Great East Japan Earthquake Six Years On
What Japan Gained
Foreigners Respected Japanese Coolness and Strength under Stress
【ニッポンの新常識】Common Knowledge Revisited 107
March 11th marked the 6th anniversary of the Great East Japan Earthquake and corresponding tsunami. I take this opportunity to once again express my condolences to the victims of the earthquake and tsunami and their families. I sincerely hope that those who are still displaced will soon be able to return to their normal life.
The Great East Japan Earthquake was an opportunity for the rest of the world to once again focus their attention on Japan. While the world was shocked at the video images of the tsunami, the world was just as surprised that almost no panic, riots, plunder, or looting occurred.
Following the earthquake [which occurred in the afternoon on a work day], all public transportation [from Kanto (Tokyo) northward on the island of Honshu] came to an abrupt halt [including not only the trains, subways, and monorail systems, but also all the expressways, many roads and bridges, and even the Sendai Airport, which was swept out to sea]. In Tokyo, the people waiting for trains to start running again calmly sat on stairways at the stations, being careful to leave a passageway for people who wanted to get through. A huge wave of people returning to their homes on foot proceeded in a comparatively orderly fashion. Stores and restaurants along the main thoroughfares provided rest areas and restrooms without charge. [I, myself, was caught in Gunma Prefecture (about 100 miles from Tokyo) and drove home mainly through rice paddies and residential neighborhoods which were pitch black from the power outages, taking about 10 hours to cover what should have taken only an hour and a half normally.]
Friends and relatives who lost their homes and workplaces maintained order in the various evacuation centers, looking out for the welfare of those around them.
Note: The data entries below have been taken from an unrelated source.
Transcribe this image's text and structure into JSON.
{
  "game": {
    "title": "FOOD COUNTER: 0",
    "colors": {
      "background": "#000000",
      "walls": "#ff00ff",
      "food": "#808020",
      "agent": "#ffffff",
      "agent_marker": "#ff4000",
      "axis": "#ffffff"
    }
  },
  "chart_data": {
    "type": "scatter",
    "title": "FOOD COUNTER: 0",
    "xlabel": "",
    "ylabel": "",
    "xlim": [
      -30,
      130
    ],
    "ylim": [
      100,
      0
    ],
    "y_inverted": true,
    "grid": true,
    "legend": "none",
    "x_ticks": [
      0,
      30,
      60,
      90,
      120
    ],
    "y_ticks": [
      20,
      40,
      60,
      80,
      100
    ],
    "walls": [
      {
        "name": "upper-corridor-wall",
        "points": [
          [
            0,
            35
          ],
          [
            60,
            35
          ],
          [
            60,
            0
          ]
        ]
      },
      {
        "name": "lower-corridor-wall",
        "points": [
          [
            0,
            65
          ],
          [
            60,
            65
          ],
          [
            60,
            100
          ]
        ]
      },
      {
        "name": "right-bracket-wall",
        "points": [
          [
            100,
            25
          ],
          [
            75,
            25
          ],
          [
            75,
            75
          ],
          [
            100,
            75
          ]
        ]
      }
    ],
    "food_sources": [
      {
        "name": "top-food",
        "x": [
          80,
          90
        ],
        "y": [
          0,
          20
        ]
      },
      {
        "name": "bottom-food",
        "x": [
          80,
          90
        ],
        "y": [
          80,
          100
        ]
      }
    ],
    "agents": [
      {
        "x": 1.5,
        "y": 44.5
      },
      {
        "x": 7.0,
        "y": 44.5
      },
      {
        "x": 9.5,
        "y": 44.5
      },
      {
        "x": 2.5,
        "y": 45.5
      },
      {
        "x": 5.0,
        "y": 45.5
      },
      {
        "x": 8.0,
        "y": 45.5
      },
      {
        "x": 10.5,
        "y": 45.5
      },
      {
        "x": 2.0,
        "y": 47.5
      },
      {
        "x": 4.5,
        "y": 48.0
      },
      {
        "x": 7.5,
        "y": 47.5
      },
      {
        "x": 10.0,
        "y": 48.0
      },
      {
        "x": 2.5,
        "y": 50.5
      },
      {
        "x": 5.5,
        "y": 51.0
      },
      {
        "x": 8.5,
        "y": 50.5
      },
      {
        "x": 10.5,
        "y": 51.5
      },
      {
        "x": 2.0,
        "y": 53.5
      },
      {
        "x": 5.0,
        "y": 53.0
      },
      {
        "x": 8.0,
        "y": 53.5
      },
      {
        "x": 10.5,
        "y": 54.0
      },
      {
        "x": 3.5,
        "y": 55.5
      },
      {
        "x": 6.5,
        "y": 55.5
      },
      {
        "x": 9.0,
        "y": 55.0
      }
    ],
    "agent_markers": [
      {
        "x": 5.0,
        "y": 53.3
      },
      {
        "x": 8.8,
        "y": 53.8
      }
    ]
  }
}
Almost no one crowded into the long lines for food and water or otherwise acted selfishly.
While covering the disaster, a female report from ABC News in the U.S. was given some rice crackers by a survivor and was left virtually speechless, repeatedly commenting “You are the one who needs food.” The national character whereby Japanese people constantly take into account the condition of those around them brought not sympathy, but deep emotions of respect.
People around the world realized that if a disaster of similar proportions were to occur in their own country, their countrymen would not “act like the Japanese.” Many people were in fact shocked at the calmness and strength of the Japanese people, and gained a sense of respect bordering on admiration. The respect of foreigners is in and of itself an important national interest of Japan.
On the other hand and unfortunately, it is impossible to say that the administration of then-Prime Minister Naoto Kan (Democratic Party of Japan) had any kind of impressive crisis management skills, and many foreigners, myself included, were deeply troubled about the way the Fukushima Daiichi Nuclear Power Plant disaster was handled. [Not trusting the government,] a number of foreign companies pooled their funds and hired independent consultants to advise on how they should proceed in light of the nuclear accident.
Since it was just once week before the regular Spring break, many foreign companies and embassies advised their foreign citizens to return to their home countries. As a result, the market for foreigner housing in Tokyo took a steep plunge, with average rents dropping by about half, something which my son was later able to take advantage of.
Those of us who remained in Tokyo ridiculed those who took flight as “Fly-jin” [a play on words for the term gaijin,” which means “foreigners”].
There are people in Okinawa [the violent anti-U.S. military base agitators, a large portion of whom are indeed not Okinawan] who have not a trace of concern about other people such as what was exhibited by the Japanese people during the earthquake disaster. They unlawfully stop the cars of U.S. military personnel or their families and while pounding on the vehicles shout hate speech such as “Yankee, Die!” There is no doubt that allowing such activities to continue is not in the national interest of Japan.